fective diffusivities are used to parameterize turbulent fluxes in order to model large-scale67

phenomena affected by mixing processes. These applications range from fine-scale thermo-68

haline intrusions (e.g. Toole and Georgi 1981; Walsh and Ruddick 1995; Smyth and Ruddick69

2010) to basin-scale circulations (e.g. Zhang et al. 1999; Merryfield et al. 1999).70

Effective diffusivities can be calculated directly from DNS. Thermal and saline effective71

diffusivities for 2D salt-fingering have been computed in previous studies (Merryfield and72

Grinder 2000; Stern et al. 2001; Yoshida and Nagashima 2003; Shen 1995). The effective73

diffusivities for 3D sheared, salt-fingering were first calculated by Kimura and Smyth (2007)74


for a single initial state.75

In this paper, we extend Kimura and Smyth (2007) to cover a range of oceanographically76

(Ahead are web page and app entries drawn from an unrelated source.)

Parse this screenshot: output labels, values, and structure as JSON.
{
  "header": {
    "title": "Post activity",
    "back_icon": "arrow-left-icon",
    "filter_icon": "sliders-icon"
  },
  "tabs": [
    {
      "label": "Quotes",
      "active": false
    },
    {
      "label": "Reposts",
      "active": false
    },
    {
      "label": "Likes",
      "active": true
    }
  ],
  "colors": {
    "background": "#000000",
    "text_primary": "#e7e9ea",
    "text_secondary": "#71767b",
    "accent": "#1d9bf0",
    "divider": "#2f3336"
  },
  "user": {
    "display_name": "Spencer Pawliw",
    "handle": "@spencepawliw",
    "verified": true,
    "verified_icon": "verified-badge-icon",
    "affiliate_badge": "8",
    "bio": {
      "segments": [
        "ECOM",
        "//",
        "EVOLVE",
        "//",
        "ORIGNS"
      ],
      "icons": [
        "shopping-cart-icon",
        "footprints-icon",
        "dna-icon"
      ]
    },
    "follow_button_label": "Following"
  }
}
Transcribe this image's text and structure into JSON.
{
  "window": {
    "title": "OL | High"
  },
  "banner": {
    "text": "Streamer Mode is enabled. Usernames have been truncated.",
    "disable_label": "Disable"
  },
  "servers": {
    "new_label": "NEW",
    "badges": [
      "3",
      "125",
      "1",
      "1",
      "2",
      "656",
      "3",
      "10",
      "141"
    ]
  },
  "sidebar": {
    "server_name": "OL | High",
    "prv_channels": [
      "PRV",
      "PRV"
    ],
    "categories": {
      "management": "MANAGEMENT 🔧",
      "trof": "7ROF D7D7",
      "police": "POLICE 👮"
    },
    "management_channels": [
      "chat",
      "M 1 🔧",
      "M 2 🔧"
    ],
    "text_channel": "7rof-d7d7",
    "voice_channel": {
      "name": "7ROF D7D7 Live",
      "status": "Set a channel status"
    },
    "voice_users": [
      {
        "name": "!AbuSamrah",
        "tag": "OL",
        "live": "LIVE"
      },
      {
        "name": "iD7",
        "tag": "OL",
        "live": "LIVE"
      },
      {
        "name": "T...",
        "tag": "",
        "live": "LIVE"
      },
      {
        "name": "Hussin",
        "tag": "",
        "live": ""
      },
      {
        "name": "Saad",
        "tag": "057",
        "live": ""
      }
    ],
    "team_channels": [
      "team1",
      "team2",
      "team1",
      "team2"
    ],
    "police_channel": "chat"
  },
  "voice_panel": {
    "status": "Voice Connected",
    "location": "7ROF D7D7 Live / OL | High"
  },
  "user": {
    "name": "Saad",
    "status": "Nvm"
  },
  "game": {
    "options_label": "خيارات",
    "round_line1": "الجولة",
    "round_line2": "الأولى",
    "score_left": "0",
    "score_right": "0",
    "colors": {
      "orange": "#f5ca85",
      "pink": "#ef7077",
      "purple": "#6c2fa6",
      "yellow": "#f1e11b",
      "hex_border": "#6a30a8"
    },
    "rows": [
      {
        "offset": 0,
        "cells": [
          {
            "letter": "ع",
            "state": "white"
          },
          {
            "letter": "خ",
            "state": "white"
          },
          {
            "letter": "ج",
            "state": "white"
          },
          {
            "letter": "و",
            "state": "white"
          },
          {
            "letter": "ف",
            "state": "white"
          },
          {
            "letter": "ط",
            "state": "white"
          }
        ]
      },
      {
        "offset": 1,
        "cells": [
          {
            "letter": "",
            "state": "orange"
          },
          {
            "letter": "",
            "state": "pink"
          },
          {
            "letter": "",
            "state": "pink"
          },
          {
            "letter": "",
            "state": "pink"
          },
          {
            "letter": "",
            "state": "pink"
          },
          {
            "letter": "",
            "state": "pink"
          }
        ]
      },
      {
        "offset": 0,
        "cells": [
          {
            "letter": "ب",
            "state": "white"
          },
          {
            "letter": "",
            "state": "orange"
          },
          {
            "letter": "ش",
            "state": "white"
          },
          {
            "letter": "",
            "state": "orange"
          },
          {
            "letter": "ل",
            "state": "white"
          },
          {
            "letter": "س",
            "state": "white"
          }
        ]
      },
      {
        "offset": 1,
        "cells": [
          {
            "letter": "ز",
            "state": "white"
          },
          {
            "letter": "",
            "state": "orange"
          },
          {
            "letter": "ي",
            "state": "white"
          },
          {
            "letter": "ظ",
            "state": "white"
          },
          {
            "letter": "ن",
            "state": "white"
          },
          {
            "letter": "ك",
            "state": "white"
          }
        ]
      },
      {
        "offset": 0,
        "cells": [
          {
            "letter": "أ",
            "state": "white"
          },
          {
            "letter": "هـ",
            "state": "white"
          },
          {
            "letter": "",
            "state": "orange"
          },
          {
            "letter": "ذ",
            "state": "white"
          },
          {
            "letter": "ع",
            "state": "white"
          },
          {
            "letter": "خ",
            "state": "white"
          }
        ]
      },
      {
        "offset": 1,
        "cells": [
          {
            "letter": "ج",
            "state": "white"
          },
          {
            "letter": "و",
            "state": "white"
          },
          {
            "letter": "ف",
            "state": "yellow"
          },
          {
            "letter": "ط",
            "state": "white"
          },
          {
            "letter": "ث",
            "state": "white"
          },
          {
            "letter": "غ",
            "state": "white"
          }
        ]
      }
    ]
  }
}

relevant initial background states. Although oceanic salt fingering does not always lead to77

staircases, that is the regime we focus on here as it is most amenable to direct simulation.78

Our objective is twofold. First, we explore the isotropy assumption for turbulent salt fingers79

and salt sheets. Second, we compute effective diffusivities to identify effects of anisotropy80

that could affect the accuracy of in situ estimates.81

In section 2, we describe our DNS model and initial conditions. An overview of salt sheet82

evolution is given in section 3. Section 4 discusses the nature of anisotropy at dissipation83

scales and its implications for interpreting profiler measurements. In section 5, we discuss84

the effective diffusivities of momentum, heat, and salt, and suggest a parameterization in85

terms of ambient property gradients. Our conclusions are summarized in section 6.86

2. Methodology87

We employ the three-dimensional incompressible Navier-Stokes equations with the Boussi-88

nesq approximation. The evolution equations for the velocity field, ~u(x, y, z, t) = {u, v, w},89

in a nonrotating, Cartesian coordinate system, {x, y, z}, are90



Dt 2


~u = + bk + 2~u

~u = 0. (1)

D/Dt = /t+ ~u ~ and are the material derivative and kinematic viscosity, respectively.91

The variable represents the reduced pressure (pressure scaled by the uniform density 0).92

The total buoyancy is defined as b = g(0)/0, where g is the acceleration due to gravity.93

Buoyancy acts in the vertical direction, as indicated by the vertical unit vector k. We assume94


that equation of state is linear, and therefore the total buoyancy is the sum of thermal and95

saline buoyancy components (bT and bS), each governed by an advection-diffusion equation:96

b = bT + bS;


= T2bT ; (2)DbSDt

= S2bS. (3)

Molecular diffusivities of heat and salt are denoted by T and S, respectively.97

Periodicity intervals in streamwise (x) and spanwise (y) directions are Lx and Ly. The98

variable Lz represents the vertical domain length. Upper and lower boundaries, located at99

z = Lz/2 and z = Lz/2, are impermeable (w = 0), stress-